## [TASK ITEM]
The required result is each line of the entries below containing the string "Template".

## [DATASET ENTRIES]
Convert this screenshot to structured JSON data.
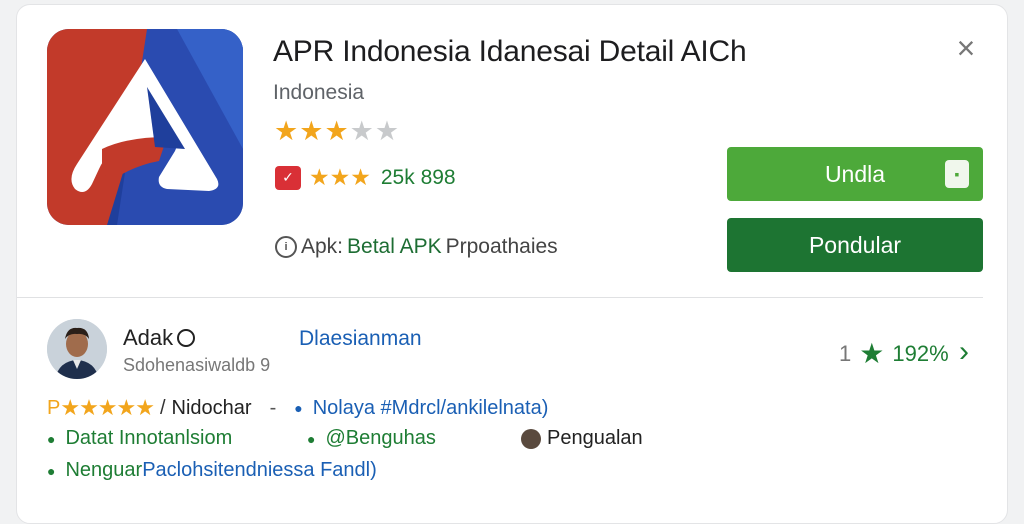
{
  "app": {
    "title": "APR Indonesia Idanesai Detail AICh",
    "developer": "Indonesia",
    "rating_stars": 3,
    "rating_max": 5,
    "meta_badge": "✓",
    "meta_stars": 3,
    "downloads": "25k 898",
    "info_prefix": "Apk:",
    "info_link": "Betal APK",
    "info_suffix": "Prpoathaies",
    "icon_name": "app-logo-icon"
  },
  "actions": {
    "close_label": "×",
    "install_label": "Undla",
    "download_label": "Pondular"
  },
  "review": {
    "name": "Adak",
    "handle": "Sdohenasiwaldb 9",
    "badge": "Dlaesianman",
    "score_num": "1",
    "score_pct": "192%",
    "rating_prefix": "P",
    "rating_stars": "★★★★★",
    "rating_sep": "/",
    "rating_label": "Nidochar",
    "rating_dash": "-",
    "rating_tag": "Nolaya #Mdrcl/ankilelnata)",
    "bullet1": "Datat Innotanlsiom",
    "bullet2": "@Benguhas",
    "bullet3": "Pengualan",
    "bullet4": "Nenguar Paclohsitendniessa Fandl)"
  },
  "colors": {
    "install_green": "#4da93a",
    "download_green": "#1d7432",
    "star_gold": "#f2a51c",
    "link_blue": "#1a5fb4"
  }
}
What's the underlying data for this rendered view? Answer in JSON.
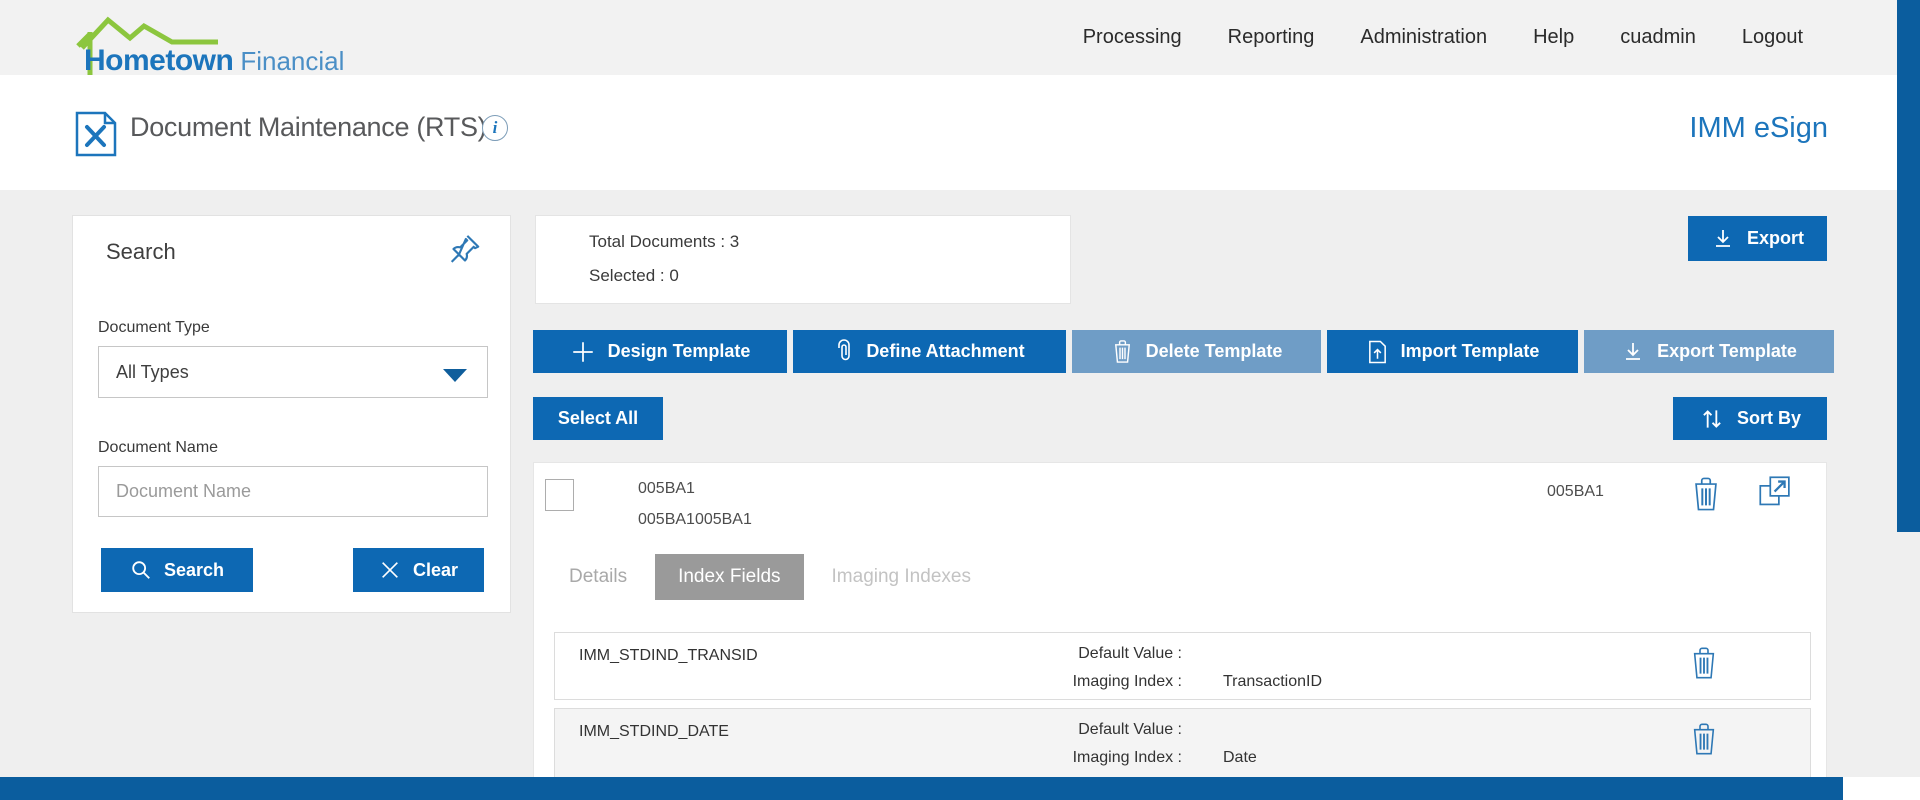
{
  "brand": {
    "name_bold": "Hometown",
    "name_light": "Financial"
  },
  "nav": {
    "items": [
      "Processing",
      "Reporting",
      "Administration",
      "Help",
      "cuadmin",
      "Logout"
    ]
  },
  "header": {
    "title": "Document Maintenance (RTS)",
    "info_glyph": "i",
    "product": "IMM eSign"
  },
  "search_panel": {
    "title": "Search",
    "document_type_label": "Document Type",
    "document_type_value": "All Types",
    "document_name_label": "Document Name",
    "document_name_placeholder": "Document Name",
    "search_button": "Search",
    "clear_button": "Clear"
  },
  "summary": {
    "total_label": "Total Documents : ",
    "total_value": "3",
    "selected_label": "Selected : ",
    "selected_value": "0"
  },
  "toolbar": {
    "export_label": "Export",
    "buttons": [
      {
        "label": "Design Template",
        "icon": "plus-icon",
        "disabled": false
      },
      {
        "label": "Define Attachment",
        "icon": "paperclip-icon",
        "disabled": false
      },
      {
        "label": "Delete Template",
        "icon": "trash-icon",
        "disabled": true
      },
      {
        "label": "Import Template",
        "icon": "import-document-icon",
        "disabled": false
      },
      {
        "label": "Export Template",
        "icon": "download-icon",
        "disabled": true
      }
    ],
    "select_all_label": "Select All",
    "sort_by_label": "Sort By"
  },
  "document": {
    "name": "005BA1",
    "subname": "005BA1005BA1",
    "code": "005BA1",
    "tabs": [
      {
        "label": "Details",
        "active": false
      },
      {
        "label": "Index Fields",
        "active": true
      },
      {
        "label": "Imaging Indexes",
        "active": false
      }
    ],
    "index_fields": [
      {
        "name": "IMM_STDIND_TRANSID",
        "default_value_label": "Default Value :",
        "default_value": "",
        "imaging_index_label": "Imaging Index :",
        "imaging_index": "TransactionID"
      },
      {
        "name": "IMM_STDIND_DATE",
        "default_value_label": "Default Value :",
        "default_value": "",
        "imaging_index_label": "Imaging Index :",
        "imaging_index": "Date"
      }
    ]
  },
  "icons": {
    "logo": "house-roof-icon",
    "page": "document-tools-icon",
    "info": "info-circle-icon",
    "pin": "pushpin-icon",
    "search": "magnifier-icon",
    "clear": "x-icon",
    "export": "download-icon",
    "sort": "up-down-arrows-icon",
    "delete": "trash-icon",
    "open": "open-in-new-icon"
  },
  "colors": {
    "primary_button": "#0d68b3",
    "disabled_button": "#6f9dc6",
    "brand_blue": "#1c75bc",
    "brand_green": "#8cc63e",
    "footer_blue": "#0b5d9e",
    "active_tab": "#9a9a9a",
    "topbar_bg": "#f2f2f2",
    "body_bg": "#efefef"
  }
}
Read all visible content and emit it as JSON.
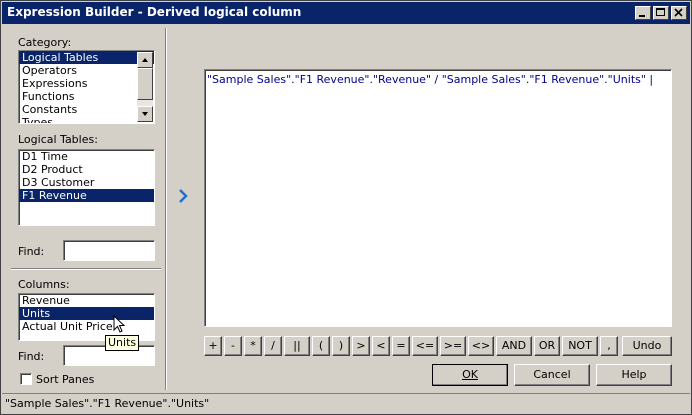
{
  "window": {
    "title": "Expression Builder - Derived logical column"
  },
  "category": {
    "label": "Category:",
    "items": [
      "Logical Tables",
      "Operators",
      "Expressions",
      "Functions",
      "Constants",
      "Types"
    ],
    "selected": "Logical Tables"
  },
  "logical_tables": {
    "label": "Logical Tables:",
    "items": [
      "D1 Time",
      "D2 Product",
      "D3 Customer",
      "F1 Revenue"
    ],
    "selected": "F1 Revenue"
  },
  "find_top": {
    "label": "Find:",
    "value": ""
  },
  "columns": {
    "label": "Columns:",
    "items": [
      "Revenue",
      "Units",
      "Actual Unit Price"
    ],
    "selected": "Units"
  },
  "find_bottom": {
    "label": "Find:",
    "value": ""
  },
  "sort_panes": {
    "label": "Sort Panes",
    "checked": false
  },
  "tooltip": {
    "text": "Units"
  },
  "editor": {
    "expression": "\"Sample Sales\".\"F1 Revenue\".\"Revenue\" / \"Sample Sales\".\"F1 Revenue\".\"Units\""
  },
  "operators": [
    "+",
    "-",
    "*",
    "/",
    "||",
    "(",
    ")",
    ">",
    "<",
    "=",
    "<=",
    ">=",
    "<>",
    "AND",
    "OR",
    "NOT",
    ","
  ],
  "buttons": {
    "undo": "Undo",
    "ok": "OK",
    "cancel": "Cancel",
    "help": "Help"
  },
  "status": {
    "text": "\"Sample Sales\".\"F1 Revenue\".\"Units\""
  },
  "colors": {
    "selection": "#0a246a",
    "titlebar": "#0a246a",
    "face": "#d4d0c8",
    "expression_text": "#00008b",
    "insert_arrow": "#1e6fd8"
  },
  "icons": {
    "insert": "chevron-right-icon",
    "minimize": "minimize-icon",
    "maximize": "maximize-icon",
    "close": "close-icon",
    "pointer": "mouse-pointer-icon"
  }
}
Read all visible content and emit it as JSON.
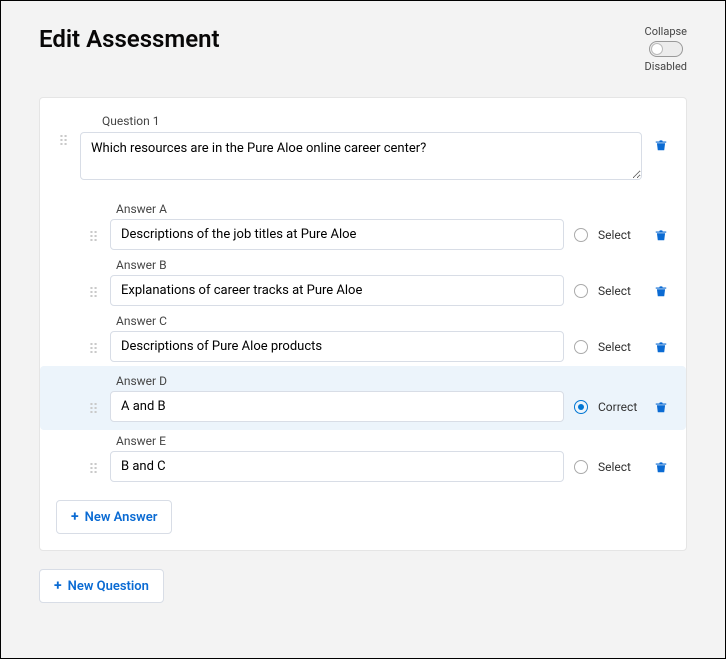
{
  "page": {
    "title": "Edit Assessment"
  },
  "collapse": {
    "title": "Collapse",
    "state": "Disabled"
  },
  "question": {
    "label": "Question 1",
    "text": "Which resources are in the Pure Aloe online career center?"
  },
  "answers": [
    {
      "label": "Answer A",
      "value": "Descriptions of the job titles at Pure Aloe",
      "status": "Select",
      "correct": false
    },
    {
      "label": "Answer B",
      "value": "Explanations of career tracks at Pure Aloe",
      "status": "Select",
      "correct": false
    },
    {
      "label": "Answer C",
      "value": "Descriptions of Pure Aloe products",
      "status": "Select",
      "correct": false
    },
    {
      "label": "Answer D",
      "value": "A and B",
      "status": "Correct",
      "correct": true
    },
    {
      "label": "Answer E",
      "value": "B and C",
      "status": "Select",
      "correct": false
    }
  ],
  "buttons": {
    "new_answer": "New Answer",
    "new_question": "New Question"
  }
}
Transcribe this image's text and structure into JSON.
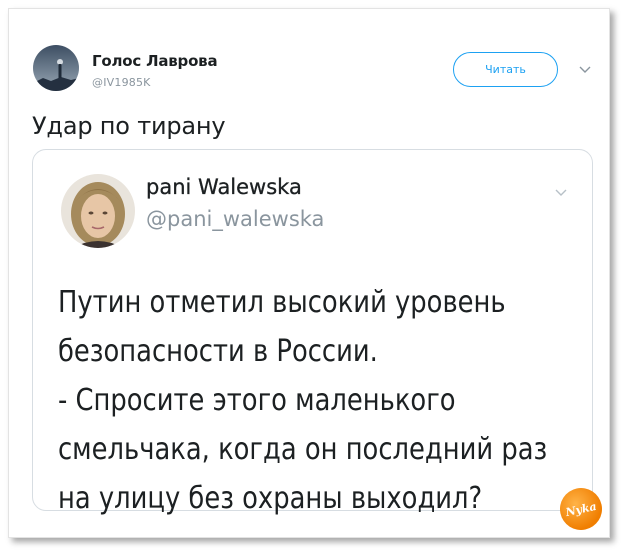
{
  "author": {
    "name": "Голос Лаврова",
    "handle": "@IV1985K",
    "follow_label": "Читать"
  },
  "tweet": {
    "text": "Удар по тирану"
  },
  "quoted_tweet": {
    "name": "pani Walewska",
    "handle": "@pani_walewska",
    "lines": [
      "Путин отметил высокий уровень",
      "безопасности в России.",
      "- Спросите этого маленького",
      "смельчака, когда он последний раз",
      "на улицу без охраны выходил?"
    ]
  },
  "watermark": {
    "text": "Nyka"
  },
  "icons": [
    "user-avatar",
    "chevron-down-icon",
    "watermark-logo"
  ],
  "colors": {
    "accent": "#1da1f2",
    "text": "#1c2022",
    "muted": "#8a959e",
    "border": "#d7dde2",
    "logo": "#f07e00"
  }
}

## [THE ANSWER]
        "label": "Design Template",
        "label": "Delete Template",
        "label": "Import Template",
        "label": "Export Template",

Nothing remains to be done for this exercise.